They go to work each day to care for the most vulnerable Albertans. It’s hard work, the importance of which is not reflected in the pay and benefits they receive. Their employers are notoriously stingy and prefer hiring casual and part-time workers, so they can avoid paying benefits. They are long-term and continuing-care workers and home care workers, and they are joining our union in droves.
Nothando Mkwananzi has worked as a Health Care Aide at Revera – The Churchill for close to fifteen years and remembers what it was like working without a union. She was a member of the bargaining committee that negotiated a new collective agreement this past summer.
The agreement provides for a 4.5% wage increase over three years and several improvements to working conditions, including employer-provided uniforms.
“These workers put themselves at risk keeping residents safe every day. The pandemic has made it clear that their working conditions directly affect the living conditions of the vulnerable people they support."

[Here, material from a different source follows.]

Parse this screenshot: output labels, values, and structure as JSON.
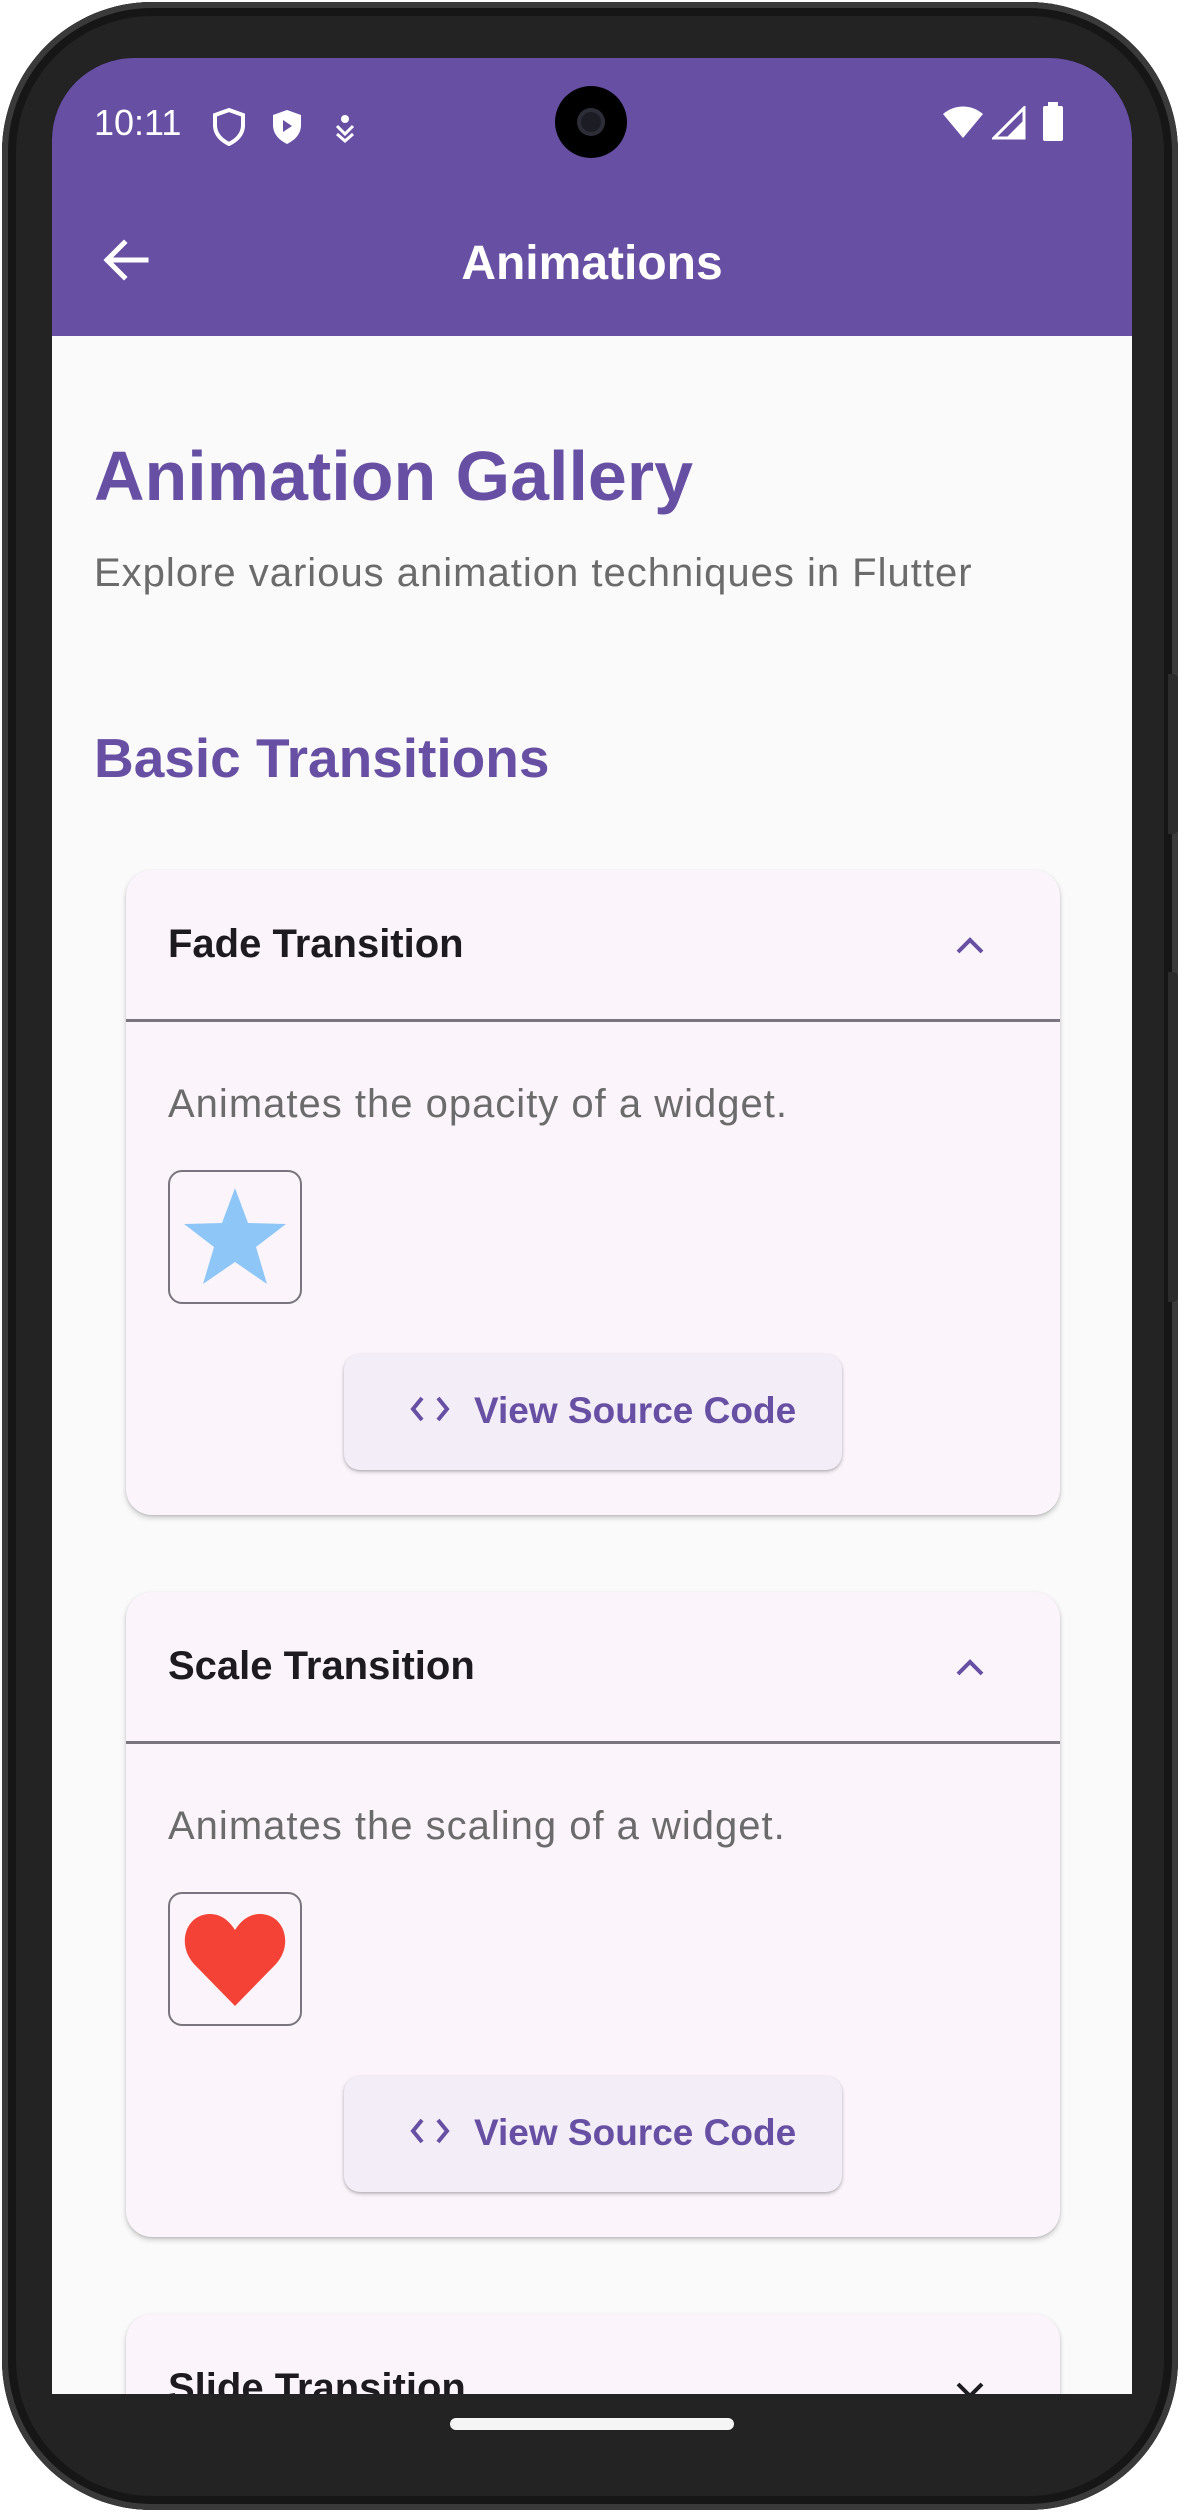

“I would like to thank our negotiating team and the members who worked hard during this past time of the pandemic,” says Mkwananzi. “It wasn’t an easy road. Everything was paralyzed due to the pandemic, but we managed to meet for negotiations virtually and we negotiated in good faith, and we achieved our goals.”
AUPE welcomed 13 new certifications in long-term/continuing/home care over the past two years, all of which are either preparing for bargaining or are already at the table, negotiating their first collective agreements.
“These workers put themselves at risk keeping residents safe every day,” says AUPE Vice-President Bobby Joe Borodey. “The pandemic has made it clear that their working conditions directly affect the living conditions of the vulnerable people they support. We applaud them for recognizing the collective strength that comes with being part of our union family and welcome them with open arms!”